One of us lives on the east coast. One of us lives on the west.

One of us lives in a rural community. One of us lives in a city.

Both of us wander. Both of us witness. Both of us write.

This is a record of what we find.

Thursday, January 13, 2011

Artistic Collaborations

Take a children’s book author, add a contemporary composer, a team of inventive puppeteers, a film maker, a famous stage director, a visionary stage designer and a world class clown and what do you get? A brilliant artistic collaboration where the sum is even greater than the combined talent of the accomplished individuals.

Last Wednesday my husband David, our daughter Zoe, and I headed across the Bay to the Berkeley Rep Theater to see Lemony Snicket’s The Composer is Dead. Originally commissioned by the San Francisco Symphony as a collaboration between author Lemony Snicket, and composer Nathaniel Stookey, it was first presented at Davies Symphony Hall with Daniel Handler (aka Lemony Snicket) narrating, and then later published as a picture book with recorded music.

Not content to leave it at a live symphonic performance and then a book, Snicket and Stookey approached Phantom Limb, the extraordinarily innovative puppeteers, to design life-sized humanoid/instrumental characters to play the members of a symphonic orchestra, and then collaborated with Tony Taccone of Berkeley Rep to help stage an adaptation for theater that would include interactive film and the brilliant theatrical clowning of Geoff Hoyle.

The result was a hilarious and stunning theater experience with Hoyle interacting both with puppet characters in the film background and then with the actual puppets in a full sized orchestra pit against a lush and layered Victorian-style set.

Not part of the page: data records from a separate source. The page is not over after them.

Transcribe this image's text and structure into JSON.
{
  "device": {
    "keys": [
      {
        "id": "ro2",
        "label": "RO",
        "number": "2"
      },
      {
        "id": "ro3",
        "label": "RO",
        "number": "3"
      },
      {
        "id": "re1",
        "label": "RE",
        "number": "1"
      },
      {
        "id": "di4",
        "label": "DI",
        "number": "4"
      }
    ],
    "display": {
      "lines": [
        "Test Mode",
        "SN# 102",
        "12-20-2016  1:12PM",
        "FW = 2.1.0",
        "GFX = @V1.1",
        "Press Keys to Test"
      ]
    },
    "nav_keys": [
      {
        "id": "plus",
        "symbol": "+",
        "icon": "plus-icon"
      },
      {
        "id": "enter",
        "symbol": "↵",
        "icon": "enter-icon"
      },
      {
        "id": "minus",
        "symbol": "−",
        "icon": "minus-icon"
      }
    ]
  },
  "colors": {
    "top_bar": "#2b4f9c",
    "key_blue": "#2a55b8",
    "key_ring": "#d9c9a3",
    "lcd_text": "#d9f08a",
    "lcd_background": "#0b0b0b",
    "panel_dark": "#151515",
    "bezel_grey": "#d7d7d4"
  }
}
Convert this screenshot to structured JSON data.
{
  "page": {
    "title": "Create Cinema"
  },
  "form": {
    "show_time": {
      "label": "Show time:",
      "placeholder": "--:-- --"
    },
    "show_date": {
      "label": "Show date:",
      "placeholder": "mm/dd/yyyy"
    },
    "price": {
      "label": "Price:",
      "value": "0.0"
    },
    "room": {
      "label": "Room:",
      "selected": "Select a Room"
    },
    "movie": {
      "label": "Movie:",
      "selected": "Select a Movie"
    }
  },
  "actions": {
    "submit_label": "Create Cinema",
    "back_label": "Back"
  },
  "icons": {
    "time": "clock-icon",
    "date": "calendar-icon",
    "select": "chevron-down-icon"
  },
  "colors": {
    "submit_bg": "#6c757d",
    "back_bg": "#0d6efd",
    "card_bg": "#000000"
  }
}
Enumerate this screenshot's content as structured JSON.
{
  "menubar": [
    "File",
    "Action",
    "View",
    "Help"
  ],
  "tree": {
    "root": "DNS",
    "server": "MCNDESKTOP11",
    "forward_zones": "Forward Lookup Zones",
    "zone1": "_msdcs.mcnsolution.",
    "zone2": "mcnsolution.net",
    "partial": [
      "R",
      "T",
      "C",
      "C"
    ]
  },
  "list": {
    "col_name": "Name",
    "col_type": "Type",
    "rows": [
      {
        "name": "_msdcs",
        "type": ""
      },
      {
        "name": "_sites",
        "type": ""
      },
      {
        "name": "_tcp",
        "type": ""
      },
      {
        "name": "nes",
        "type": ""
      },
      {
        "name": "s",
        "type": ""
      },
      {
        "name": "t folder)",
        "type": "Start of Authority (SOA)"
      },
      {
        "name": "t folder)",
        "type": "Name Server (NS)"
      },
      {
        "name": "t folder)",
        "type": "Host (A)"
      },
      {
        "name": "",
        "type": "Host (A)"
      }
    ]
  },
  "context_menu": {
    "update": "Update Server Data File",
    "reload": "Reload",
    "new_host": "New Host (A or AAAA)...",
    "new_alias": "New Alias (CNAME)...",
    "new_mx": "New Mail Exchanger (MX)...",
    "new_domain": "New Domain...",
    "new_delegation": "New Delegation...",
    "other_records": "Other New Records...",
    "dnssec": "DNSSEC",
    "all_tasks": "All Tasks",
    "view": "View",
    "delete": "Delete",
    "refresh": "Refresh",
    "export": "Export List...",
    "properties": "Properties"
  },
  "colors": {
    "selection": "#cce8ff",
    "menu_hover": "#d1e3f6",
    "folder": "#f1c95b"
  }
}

Hoyle twists his inspector’s mustache and constantly reminds the audience in a comic trill that they are experiencing “the magic of living, breathing theater.” Meant to be a joke on pretentiousness, the full comic effect is that it is also the undeniable truth. Gathering all of these talents and elements on one stage is truly magical and makes me hope to see many more artistic collaborations to come. It’s an exciting time to be an artist, whatever your medium might be, whether it’s words, notes, resin, paint, concepts or the human body. Perhaps we all should try a little collaboration this year and see what kinds of magic we can unleash.

Sharry Wright

No comments:

Post a Comment